- **WORK INSTRUCTIONS**
Tally the lines in the entries below where the string "Usage" occurs. Reply with the total alone.

____

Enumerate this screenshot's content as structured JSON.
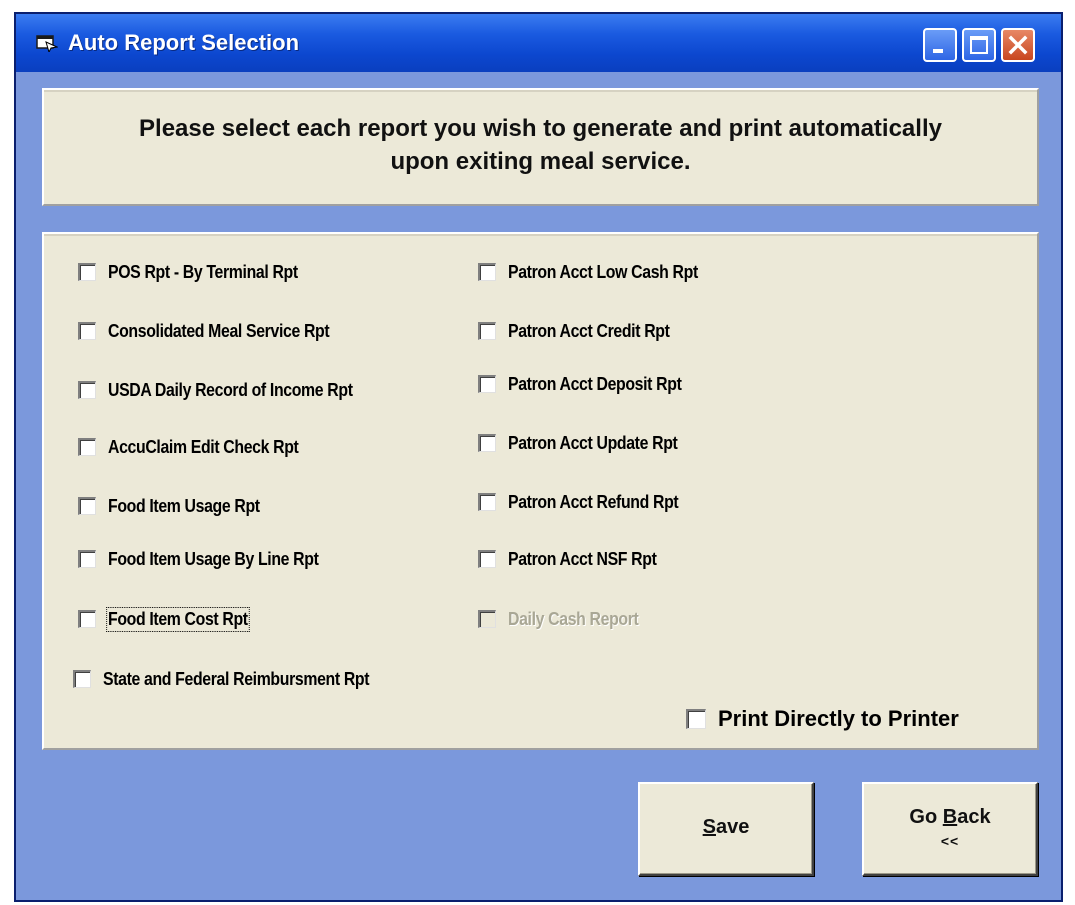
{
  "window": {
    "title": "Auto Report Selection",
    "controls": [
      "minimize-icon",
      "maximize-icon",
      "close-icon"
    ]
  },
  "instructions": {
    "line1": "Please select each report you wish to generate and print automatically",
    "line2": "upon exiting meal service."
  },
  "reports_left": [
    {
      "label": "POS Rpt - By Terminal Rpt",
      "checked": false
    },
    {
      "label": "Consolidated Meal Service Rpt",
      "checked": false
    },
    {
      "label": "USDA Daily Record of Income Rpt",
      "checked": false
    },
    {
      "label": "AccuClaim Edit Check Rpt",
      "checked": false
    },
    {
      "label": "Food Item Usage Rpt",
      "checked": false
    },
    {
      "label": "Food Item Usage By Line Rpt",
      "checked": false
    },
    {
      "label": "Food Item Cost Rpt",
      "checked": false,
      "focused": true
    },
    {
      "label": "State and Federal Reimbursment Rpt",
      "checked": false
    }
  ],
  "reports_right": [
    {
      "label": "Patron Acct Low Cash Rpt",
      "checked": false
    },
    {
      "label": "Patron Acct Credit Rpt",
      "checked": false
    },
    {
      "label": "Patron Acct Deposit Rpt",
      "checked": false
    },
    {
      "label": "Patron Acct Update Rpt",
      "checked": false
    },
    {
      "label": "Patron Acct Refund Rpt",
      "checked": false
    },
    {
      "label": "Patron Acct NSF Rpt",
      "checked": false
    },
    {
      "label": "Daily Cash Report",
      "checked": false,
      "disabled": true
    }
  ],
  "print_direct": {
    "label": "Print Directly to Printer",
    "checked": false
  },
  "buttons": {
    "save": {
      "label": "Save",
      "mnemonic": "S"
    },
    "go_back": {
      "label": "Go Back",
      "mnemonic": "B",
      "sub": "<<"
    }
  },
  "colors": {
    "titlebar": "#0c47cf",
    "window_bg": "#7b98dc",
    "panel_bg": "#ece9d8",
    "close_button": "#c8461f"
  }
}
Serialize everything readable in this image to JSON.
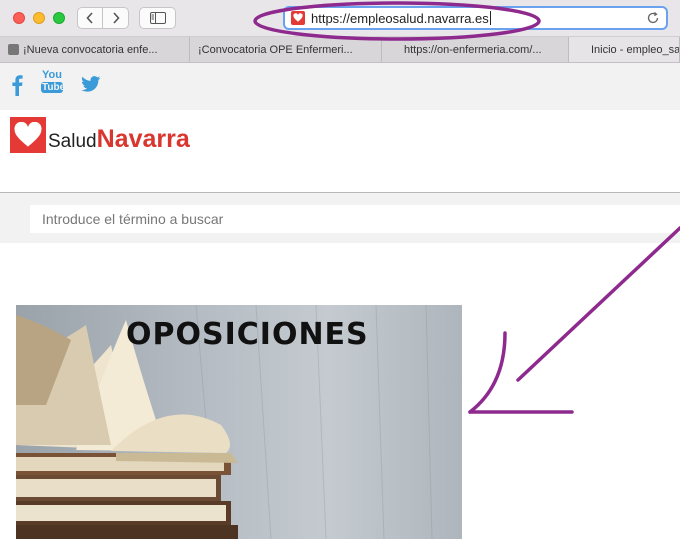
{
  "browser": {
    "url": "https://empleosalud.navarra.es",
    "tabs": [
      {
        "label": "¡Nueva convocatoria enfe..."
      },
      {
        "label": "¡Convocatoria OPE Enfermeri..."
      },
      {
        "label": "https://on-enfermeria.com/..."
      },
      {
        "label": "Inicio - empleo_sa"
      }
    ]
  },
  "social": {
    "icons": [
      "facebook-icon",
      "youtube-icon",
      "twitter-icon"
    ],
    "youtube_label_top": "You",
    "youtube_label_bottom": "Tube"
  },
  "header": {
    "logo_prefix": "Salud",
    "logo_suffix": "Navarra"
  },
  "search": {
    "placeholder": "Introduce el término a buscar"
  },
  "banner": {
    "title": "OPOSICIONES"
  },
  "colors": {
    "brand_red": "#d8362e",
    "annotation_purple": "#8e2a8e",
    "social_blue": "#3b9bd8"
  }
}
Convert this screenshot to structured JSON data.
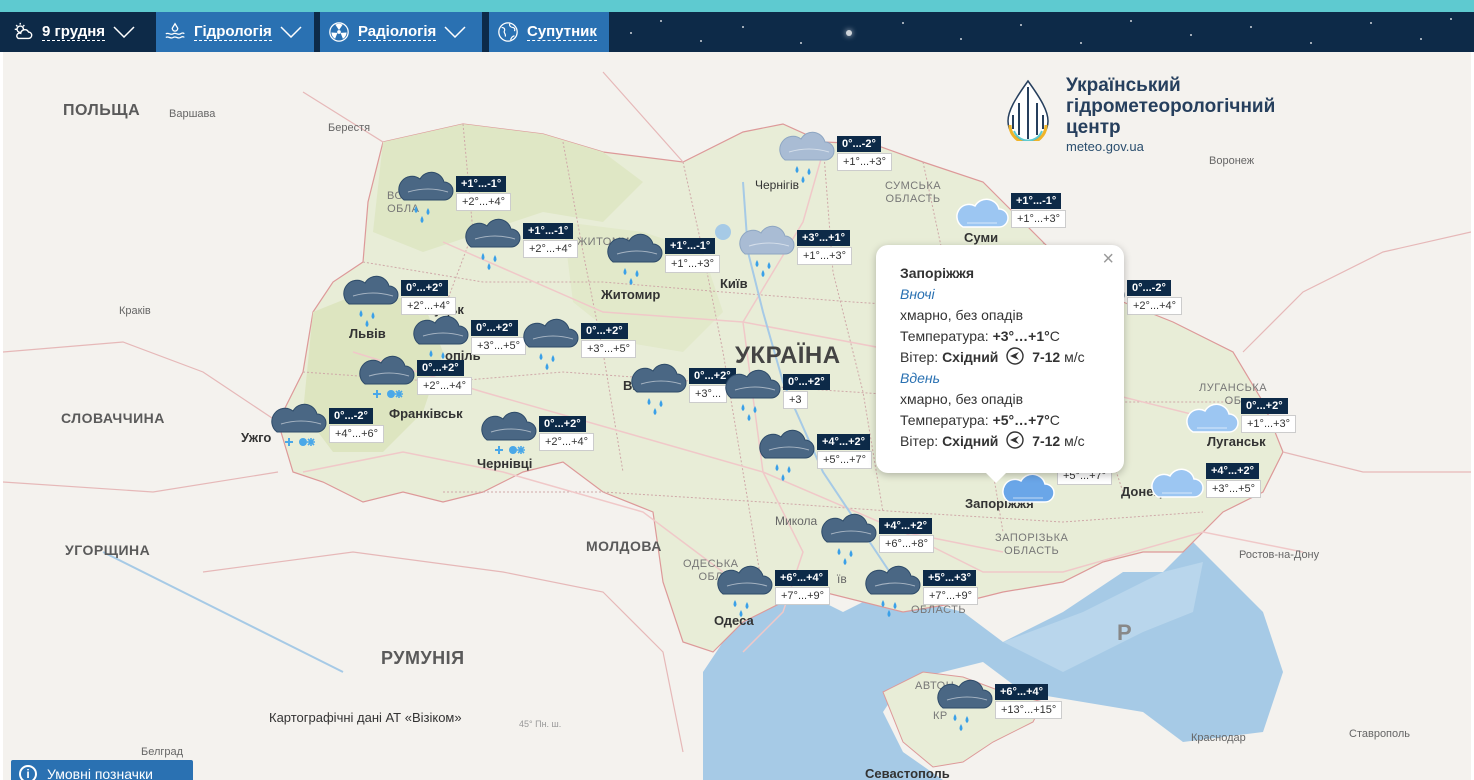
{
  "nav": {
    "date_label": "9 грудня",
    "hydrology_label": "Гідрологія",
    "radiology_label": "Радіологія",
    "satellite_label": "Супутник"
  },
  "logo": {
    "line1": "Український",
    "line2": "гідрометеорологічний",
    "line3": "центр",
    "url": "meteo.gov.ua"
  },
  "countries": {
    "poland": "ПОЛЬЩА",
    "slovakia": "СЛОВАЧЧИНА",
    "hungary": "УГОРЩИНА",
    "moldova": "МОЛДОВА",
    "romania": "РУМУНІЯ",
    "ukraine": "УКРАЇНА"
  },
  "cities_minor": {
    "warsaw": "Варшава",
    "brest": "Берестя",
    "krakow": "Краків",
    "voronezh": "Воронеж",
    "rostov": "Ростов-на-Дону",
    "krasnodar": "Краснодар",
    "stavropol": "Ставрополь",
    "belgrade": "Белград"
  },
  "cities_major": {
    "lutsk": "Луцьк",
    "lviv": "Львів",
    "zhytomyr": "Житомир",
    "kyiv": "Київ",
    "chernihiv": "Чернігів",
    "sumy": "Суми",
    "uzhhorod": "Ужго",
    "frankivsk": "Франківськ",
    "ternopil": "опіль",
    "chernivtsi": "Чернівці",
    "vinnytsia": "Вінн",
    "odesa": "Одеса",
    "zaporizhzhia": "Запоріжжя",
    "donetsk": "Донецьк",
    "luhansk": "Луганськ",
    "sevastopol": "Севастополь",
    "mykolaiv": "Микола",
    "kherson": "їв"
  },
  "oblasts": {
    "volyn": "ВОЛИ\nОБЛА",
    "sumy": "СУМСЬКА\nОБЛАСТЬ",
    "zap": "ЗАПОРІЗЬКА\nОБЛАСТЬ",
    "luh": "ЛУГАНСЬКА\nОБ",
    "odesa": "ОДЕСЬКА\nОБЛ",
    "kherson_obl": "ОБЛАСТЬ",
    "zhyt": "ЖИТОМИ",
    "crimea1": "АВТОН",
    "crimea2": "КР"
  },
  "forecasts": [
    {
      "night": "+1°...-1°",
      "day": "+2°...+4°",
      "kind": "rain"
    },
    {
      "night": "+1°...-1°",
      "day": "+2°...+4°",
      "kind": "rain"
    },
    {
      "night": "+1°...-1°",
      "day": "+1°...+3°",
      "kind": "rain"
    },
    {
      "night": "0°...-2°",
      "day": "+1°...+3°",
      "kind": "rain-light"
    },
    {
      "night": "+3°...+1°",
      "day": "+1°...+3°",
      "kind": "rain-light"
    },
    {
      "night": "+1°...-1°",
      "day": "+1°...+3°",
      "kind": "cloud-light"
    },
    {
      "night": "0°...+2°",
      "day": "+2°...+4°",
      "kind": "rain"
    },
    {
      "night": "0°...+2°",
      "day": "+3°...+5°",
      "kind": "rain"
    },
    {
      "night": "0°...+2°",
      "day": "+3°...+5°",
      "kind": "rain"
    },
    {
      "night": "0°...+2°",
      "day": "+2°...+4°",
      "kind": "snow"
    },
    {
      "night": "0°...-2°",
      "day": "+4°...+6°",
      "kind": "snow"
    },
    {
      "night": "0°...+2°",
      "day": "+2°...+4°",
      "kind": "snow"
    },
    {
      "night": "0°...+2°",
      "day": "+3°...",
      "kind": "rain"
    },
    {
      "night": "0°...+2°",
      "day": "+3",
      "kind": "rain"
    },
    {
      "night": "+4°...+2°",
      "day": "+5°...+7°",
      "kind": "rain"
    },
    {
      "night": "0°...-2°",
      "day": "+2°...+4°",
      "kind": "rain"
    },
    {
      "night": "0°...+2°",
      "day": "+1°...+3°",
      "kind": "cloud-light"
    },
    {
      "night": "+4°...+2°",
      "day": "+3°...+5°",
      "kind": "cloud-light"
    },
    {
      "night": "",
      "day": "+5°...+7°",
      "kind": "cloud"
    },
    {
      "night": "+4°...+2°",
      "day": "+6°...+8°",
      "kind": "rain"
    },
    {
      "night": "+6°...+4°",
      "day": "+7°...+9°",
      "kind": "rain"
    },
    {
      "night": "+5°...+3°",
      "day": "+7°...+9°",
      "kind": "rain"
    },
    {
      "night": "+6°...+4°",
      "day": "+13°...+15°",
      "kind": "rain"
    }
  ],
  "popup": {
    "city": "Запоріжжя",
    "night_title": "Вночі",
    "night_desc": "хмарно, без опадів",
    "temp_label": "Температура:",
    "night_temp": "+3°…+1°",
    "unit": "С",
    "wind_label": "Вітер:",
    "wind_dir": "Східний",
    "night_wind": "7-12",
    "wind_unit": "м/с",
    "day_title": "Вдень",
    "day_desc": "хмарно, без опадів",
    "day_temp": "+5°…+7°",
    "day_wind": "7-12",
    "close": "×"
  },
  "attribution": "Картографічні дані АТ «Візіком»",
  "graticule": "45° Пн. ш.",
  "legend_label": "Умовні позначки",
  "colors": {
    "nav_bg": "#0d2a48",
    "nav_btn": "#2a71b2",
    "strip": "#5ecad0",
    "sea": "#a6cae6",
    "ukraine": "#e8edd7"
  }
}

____

- **TASK ANSWER**
2